Who’s more intelligent? Some 38% say women, just 14% say men.

Who’s more creative? Some 62% say women, just 11% say men.

Did men get any love at all from this jury? Not a whole lot. Their “wins” tended to come in the wrong categories. Men dominated on arrogance (70% say that’s mostly a male trait; 10% say it’s mostly a female trait) and they ran up a 3-2 margin on stubbornness.

The guys had just one victory worth crowing about: they carried decisiveness, albeit by a not terribly decisive margin of 4-3. They also registered a pair of what might be dubbed Pyrrhic losses. By a ratio of 2-1, the public says women are more manipulative than men; and by a ratio of 17-1(!), the public says women are more emotional than men.

The survey tested three additional traits. Men and women were dead even on two of them (ambitious, hardworking) and women prevailed on the third (outgoing).

For anyone keeping score, that’s women over men by 7-3, with two ties, on a battery of a dozen traits.

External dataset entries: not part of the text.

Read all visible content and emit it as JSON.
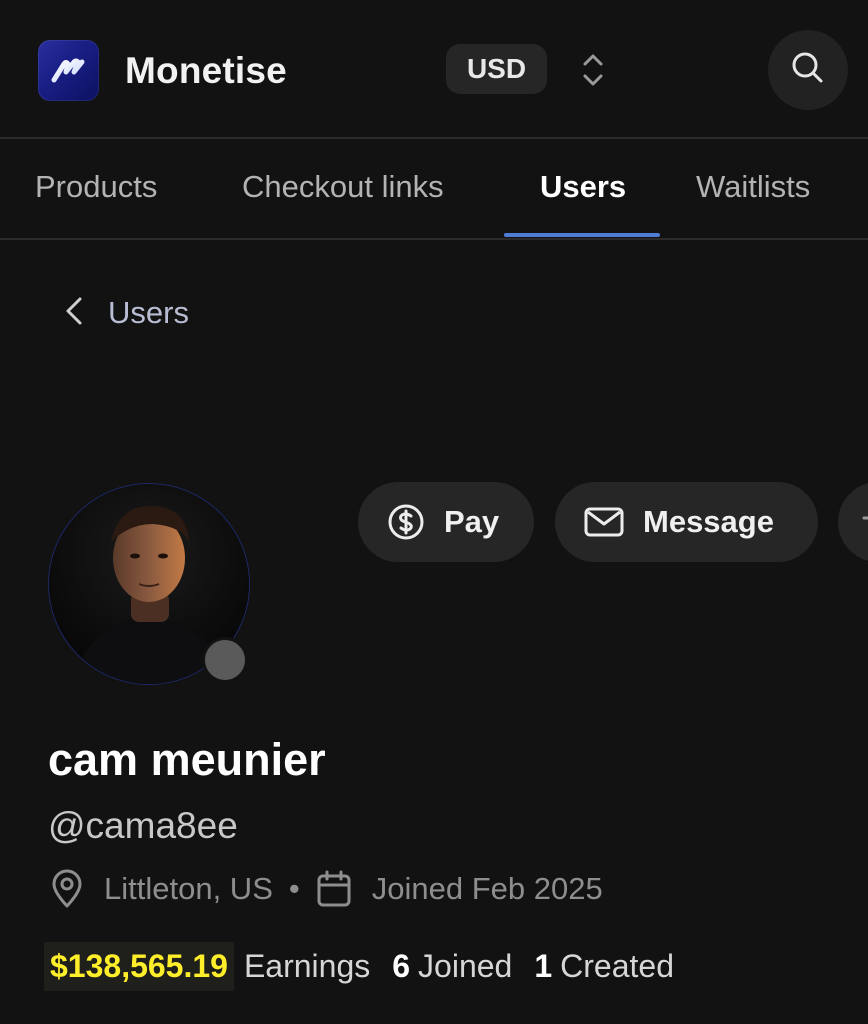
{
  "app": {
    "title": "Monetise",
    "logo_icon": "monetise-logo-icon",
    "accent": "#4f7dd6"
  },
  "header": {
    "currency": "USD",
    "currency_toggle_icon": "chevron-up-down-icon",
    "search_icon": "search-icon"
  },
  "tabs": [
    {
      "label": "Products",
      "active": false
    },
    {
      "label": "Checkout links",
      "active": false
    },
    {
      "label": "Users",
      "active": true
    },
    {
      "label": "Waitlists",
      "active": false
    }
  ],
  "breadcrumb": {
    "back_icon": "chevron-left-icon",
    "label": "Users"
  },
  "profile": {
    "name": "cam meunier",
    "handle": "@cama8ee",
    "location": "Littleton, US",
    "joined": "Joined Feb 2025",
    "status": "offline",
    "actions": {
      "pay": "Pay",
      "message": "Message"
    },
    "stats": {
      "earnings_value": "$138,565.19",
      "earnings_label": "Earnings",
      "joined_count": "6",
      "joined_label": "Joined",
      "created_count": "1",
      "created_label": "Created"
    },
    "highlight_color": "#ffef2a"
  }
}
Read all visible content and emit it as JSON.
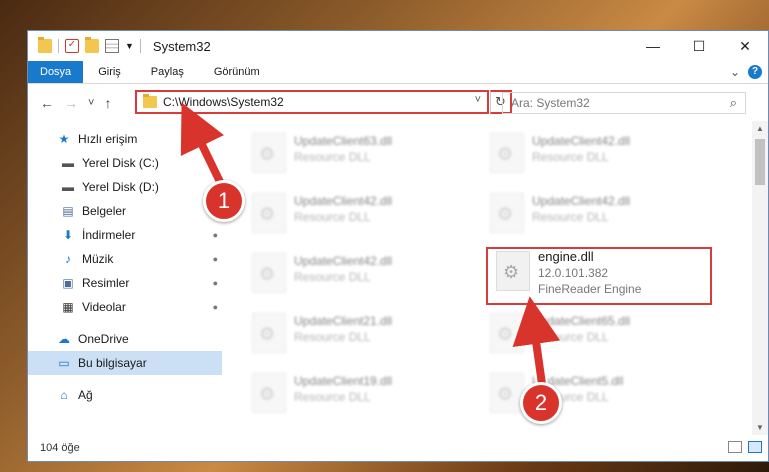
{
  "window": {
    "title": "System32",
    "buttons": {
      "minimize": "—",
      "maximize": "☐",
      "close": "✕"
    }
  },
  "ribbon": {
    "tabs": [
      {
        "label": "Dosya",
        "active": true
      },
      {
        "label": "Giriş"
      },
      {
        "label": "Paylaş"
      },
      {
        "label": "Görünüm"
      }
    ],
    "expand": "⌄",
    "help": "?"
  },
  "nav_buttons": {
    "back": "←",
    "forward": "→",
    "recent": "˅",
    "up": "↑"
  },
  "address": {
    "path": "C:\\Windows\\System32",
    "dropdown": "˅",
    "refresh": "↻"
  },
  "search": {
    "placeholder": "Ara: System32",
    "icon": "⌕"
  },
  "sidebar": {
    "items": [
      {
        "label": "Hızlı erişim",
        "icon": "★",
        "icon_name": "star-icon",
        "color": "#1979ca"
      },
      {
        "label": "Yerel Disk (C:)",
        "icon": "▬",
        "icon_name": "drive-icon",
        "pinned": true,
        "sub": true
      },
      {
        "label": "Yerel Disk (D:)",
        "icon": "▬",
        "icon_name": "drive-icon",
        "pinned": true,
        "sub": true
      },
      {
        "label": "Belgeler",
        "icon": "▤",
        "icon_name": "documents-icon",
        "pinned": true,
        "sub": true
      },
      {
        "label": "İndirmeler",
        "icon": "⬇",
        "icon_name": "download-icon",
        "pinned": true,
        "sub": true
      },
      {
        "label": "Müzik",
        "icon": "♪",
        "icon_name": "music-icon",
        "pinned": true,
        "sub": true
      },
      {
        "label": "Resimler",
        "icon": "▣",
        "icon_name": "pictures-icon",
        "pinned": true,
        "sub": true
      },
      {
        "label": "Videolar",
        "icon": "▦",
        "icon_name": "videos-icon",
        "pinned": true,
        "sub": true
      },
      {
        "label": "OneDrive",
        "icon": "☁",
        "icon_name": "onedrive-icon"
      },
      {
        "label": "Bu bilgisayar",
        "icon": "▭",
        "icon_name": "computer-icon",
        "selected": true
      },
      {
        "label": "Ağ",
        "icon": "⌂",
        "icon_name": "network-icon"
      }
    ],
    "pin_glyph": "📌"
  },
  "files": [
    {
      "name": "UpdateClient63.dll",
      "desc": "Resource DLL",
      "blur": true
    },
    {
      "name": "UpdateClient42.dll",
      "desc": "Resource DLL",
      "blur": true
    },
    {
      "name": "UpdateClient42.dll",
      "desc": "Resource DLL",
      "blur": true
    },
    {
      "name": "UpdateClient42.dll",
      "desc": "Resource DLL",
      "blur": true
    },
    {
      "name": "UpdateClient42.dll",
      "desc": "Resource DLL",
      "blur": true
    },
    {
      "name": "engine.dll",
      "version": "12.0.101.382",
      "desc": "FineReader Engine",
      "blur": false
    },
    {
      "name": "UpdateClient21.dll",
      "desc": "Resource DLL",
      "blur": true
    },
    {
      "name": "UpdateClient65.dll",
      "desc": "Resource DLL",
      "blur": true
    },
    {
      "name": "UpdateClient19.dll",
      "desc": "Resource DLL",
      "blur": true
    },
    {
      "name": "UpdateClient5.dll",
      "desc": "Resource DLL",
      "blur": true
    }
  ],
  "status": {
    "item_count": "104 öğe"
  },
  "annotations": {
    "step1": "1",
    "step2": "2",
    "color": "#d9342b"
  }
}
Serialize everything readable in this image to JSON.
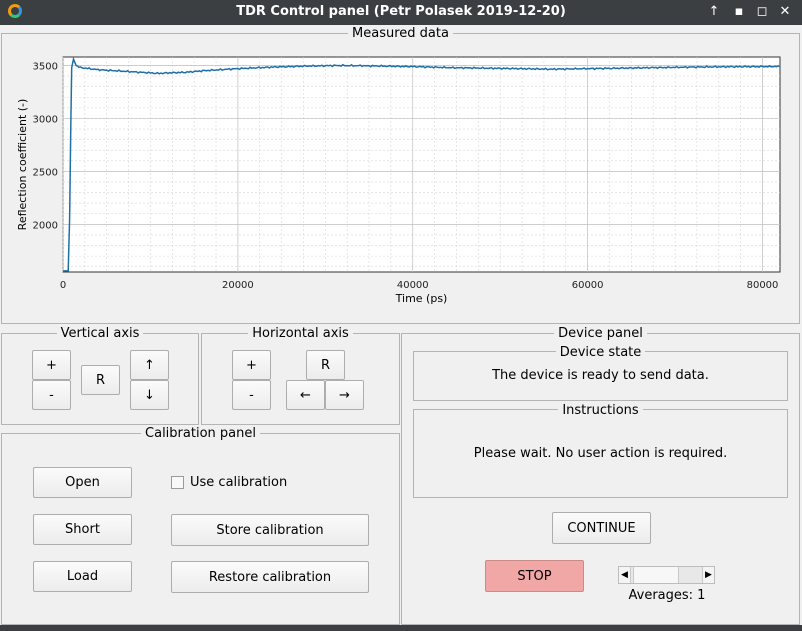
{
  "window": {
    "title": "TDR Control panel (Petr Polasek 2019-12-20)"
  },
  "measured": {
    "title": "Measured data",
    "chart_data": {
      "type": "line",
      "title": "",
      "xlabel": "Time (ps)",
      "ylabel": "Reflection coefficient (-)",
      "xlim": [
        0,
        82000
      ],
      "ylim": [
        1550,
        3580
      ],
      "xticks": [
        0,
        20000,
        40000,
        60000,
        80000
      ],
      "yticks": [
        2000,
        2500,
        3000,
        3500
      ],
      "grid": true,
      "color": "#1f6fa7",
      "series": [
        {
          "x": [
            0,
            600,
            750,
            900,
            1000,
            1200,
            1500,
            2000,
            4000,
            6000,
            8000,
            10000,
            11000,
            12000,
            14000,
            16000,
            20000,
            24000,
            28000,
            32000,
            36000,
            40000,
            44000,
            48000,
            52000,
            56000,
            60000,
            64000,
            68000,
            72000,
            76000,
            80000,
            82000
          ],
          "y": [
            1560,
            1560,
            2050,
            3000,
            3480,
            3560,
            3500,
            3480,
            3460,
            3450,
            3440,
            3430,
            3425,
            3430,
            3435,
            3450,
            3470,
            3485,
            3495,
            3500,
            3495,
            3490,
            3480,
            3475,
            3470,
            3465,
            3470,
            3475,
            3480,
            3485,
            3488,
            3490,
            3490
          ]
        }
      ]
    }
  },
  "vertical": {
    "title": "Vertical axis",
    "plus": "+",
    "minus": "-",
    "reset": "R",
    "up": "↑",
    "down": "↓"
  },
  "horizontal": {
    "title": "Horizontal axis",
    "plus": "+",
    "minus": "-",
    "reset": "R",
    "left": "←",
    "right": "→"
  },
  "calibration": {
    "title": "Calibration panel",
    "open": "Open",
    "short": "Short",
    "load": "Load",
    "use_calibration": "Use calibration",
    "store": "Store calibration",
    "restore": "Restore calibration"
  },
  "device": {
    "title": "Device panel",
    "state_title": "Device state",
    "state_text": "The device is ready to send data.",
    "instr_title": "Instructions",
    "instr_text": "Please wait. No user action is required.",
    "continue": "CONTINUE",
    "stop": "STOP",
    "averages": "Averages: 1",
    "averages_level": 0.1
  }
}
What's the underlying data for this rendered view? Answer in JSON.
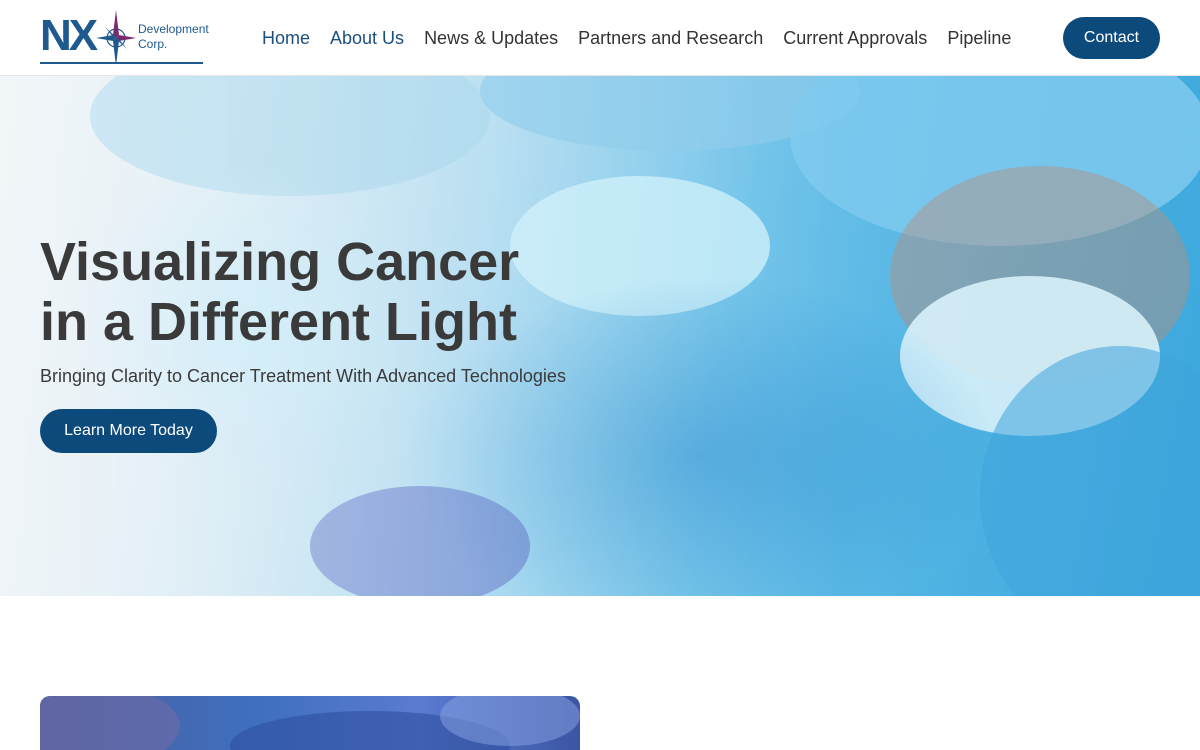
{
  "brand": {
    "letters": "NX",
    "line1": "Development",
    "line2": "Corp.",
    "color": "#1f5a8f"
  },
  "nav": {
    "items": [
      {
        "label": "Home",
        "primary": true
      },
      {
        "label": "About Us",
        "primary": true
      },
      {
        "label": "News & Updates",
        "primary": false
      },
      {
        "label": "Partners and Research",
        "primary": false
      },
      {
        "label": "Current Approvals",
        "primary": false
      },
      {
        "label": "Pipeline",
        "primary": false
      }
    ],
    "contact_label": "Contact"
  },
  "hero": {
    "title_line1": "Visualizing Cancer",
    "title_line2": "in a Different Light",
    "subtitle": "Bringing Clarity to Cancer Treatment With Advanced Technologies",
    "cta_label": "Learn More Today"
  },
  "colors": {
    "accent": "#0d4a7c",
    "heading_text": "#3a3a3a",
    "nav_primary": "#1b4f7f"
  },
  "icons": {
    "logo_mark": "compass-star-icon"
  }
}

But what about brand loyalty? Didn’t survey respondents tend to grade their own on a more forgiving curve? As a matter of fact, they did — but for the guys, gender solidarity only carried so far. Male respondents gave their gender the better rating on just 5 of the 12 traits tested. Women gave themselves the better rating on 9 traits out of 12. They concede by a narrow margin that they are the less decisive sex; by 3-2 margin that they are the more manipulative sex; and by a near unanimous margin that they are the more emotional sex (though there’s no way of telling from this survey whether they view those last two traits in a negative light).

One final demographic pattern of note: black women stand out for the sweep of their pro-female attitudes. They say women are more hard-working than men by a ratio of 5-2; more intelligent by a ratio of 11-1; and more honest by a ratio of 13-1.

Margins that size invite one more question: Ladies, where’s the empathy?